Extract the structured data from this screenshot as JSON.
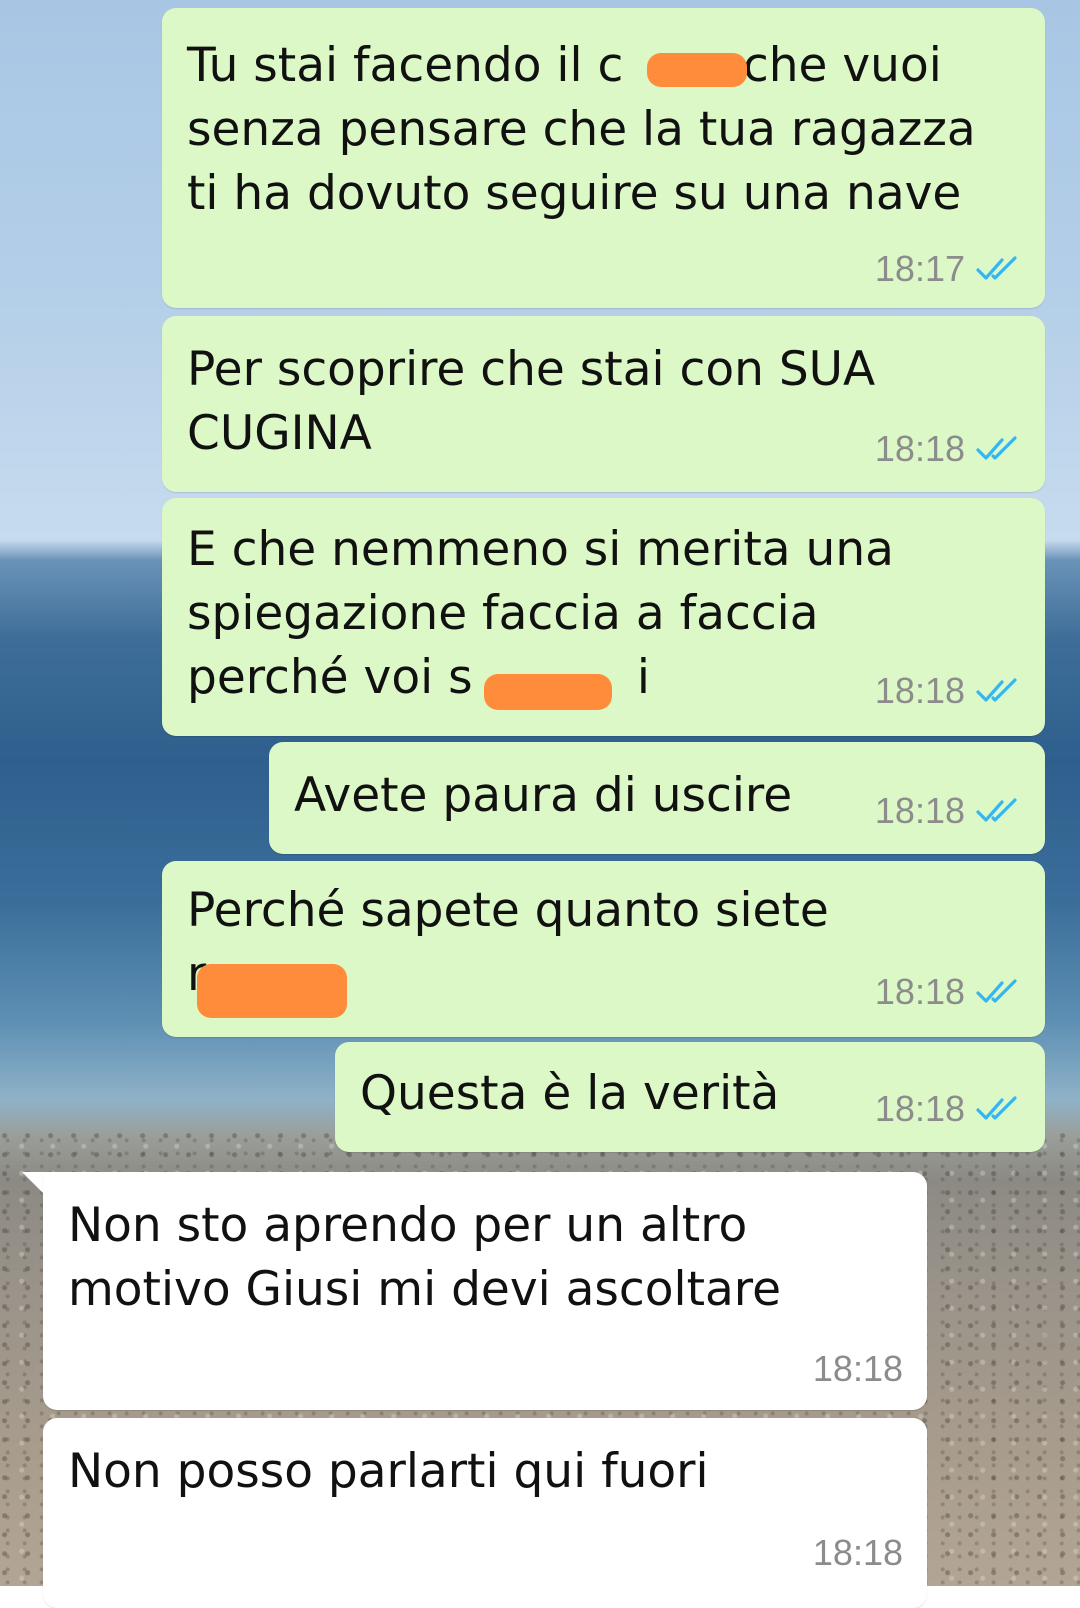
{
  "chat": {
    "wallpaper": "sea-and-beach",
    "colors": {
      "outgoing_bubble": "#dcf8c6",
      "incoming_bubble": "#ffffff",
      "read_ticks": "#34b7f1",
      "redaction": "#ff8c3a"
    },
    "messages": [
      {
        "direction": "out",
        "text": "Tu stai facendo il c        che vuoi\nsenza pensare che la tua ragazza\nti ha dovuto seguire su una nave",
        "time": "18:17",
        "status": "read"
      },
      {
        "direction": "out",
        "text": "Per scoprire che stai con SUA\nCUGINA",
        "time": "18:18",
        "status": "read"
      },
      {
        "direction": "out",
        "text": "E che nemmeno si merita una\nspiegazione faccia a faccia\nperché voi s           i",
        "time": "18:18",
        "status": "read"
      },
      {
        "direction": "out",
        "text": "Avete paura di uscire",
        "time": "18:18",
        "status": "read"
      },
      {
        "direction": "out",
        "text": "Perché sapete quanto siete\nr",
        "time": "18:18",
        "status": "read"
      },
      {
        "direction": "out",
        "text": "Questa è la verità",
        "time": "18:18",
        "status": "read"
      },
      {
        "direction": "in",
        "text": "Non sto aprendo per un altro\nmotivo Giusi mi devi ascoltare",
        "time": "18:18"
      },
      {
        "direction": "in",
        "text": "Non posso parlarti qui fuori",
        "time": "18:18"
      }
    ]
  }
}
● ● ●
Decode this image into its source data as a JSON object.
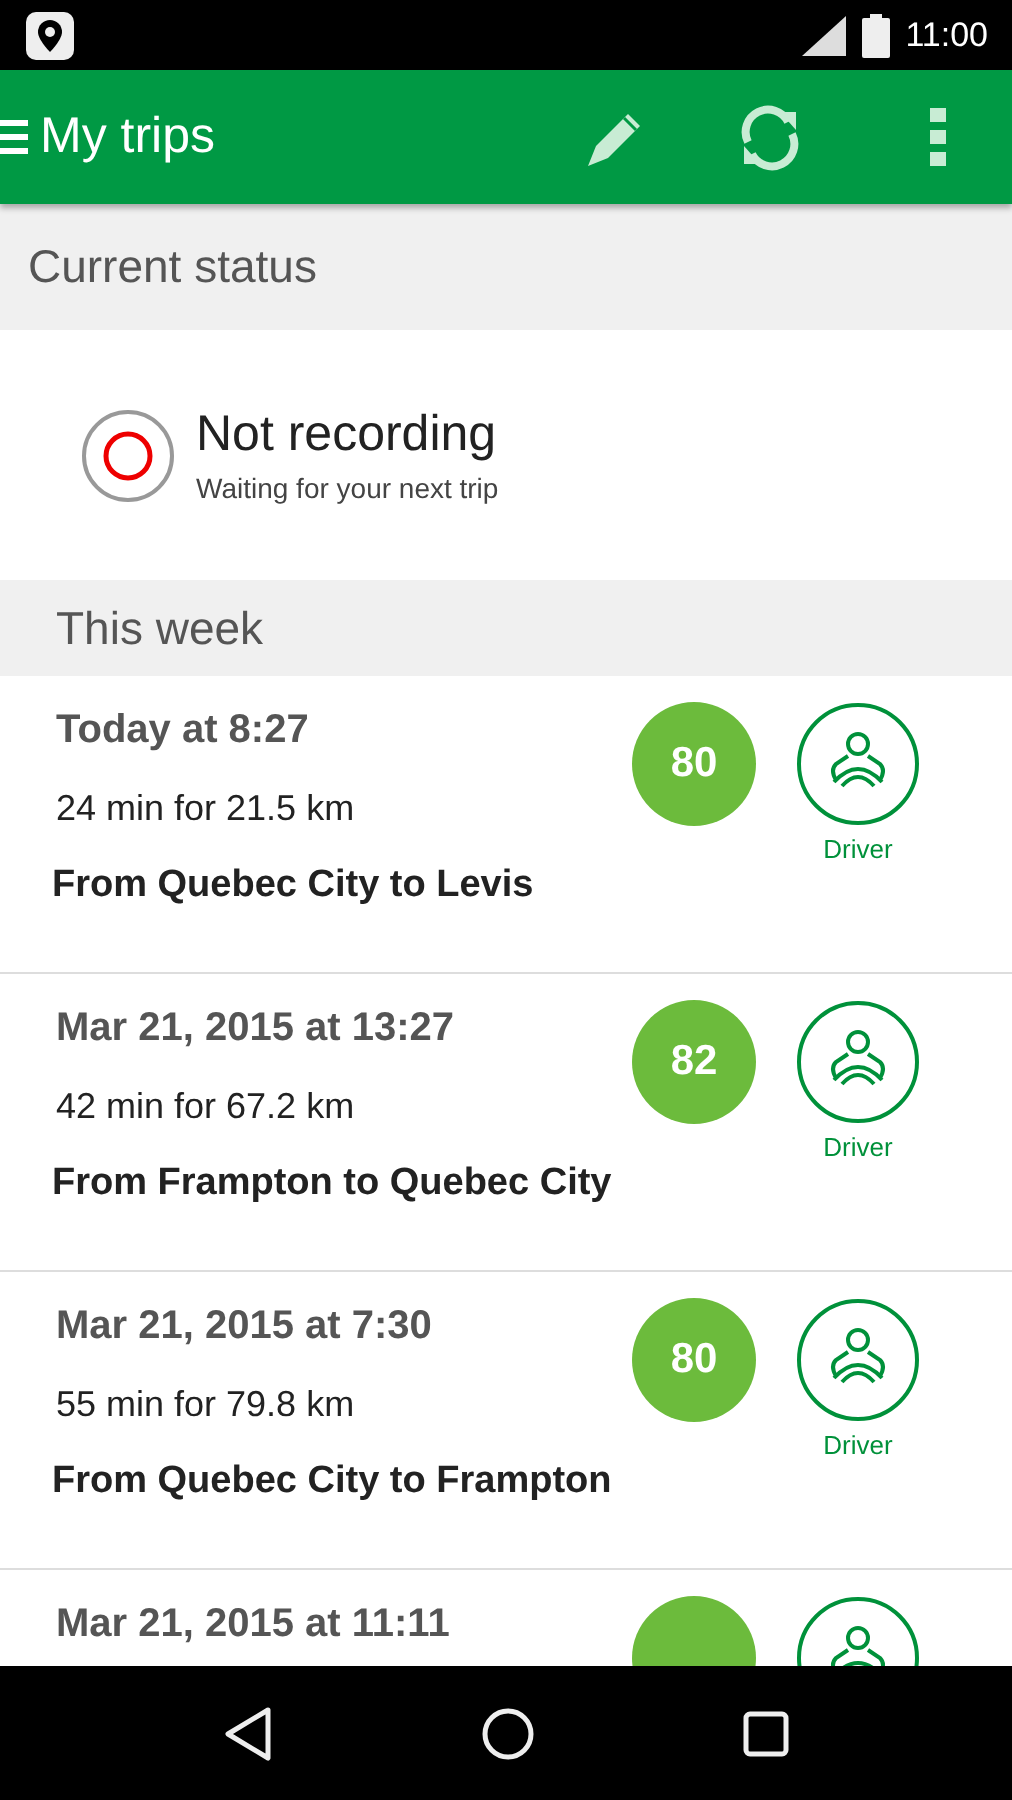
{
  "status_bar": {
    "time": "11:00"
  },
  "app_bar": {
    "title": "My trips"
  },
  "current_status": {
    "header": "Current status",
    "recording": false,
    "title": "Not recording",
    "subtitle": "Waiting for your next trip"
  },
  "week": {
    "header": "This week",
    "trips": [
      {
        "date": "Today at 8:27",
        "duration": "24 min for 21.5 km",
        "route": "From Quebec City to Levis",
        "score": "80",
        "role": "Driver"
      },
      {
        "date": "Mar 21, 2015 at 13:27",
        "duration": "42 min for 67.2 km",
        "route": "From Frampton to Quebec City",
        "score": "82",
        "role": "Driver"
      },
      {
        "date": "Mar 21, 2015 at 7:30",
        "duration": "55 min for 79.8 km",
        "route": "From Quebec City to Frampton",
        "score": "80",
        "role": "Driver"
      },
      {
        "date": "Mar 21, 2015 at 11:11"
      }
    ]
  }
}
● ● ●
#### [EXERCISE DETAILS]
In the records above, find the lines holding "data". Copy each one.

#### [EXPECTED ANSWER]
Extract the structured data from this screenshot as JSON.
Decode this image into its source data as a JSON object.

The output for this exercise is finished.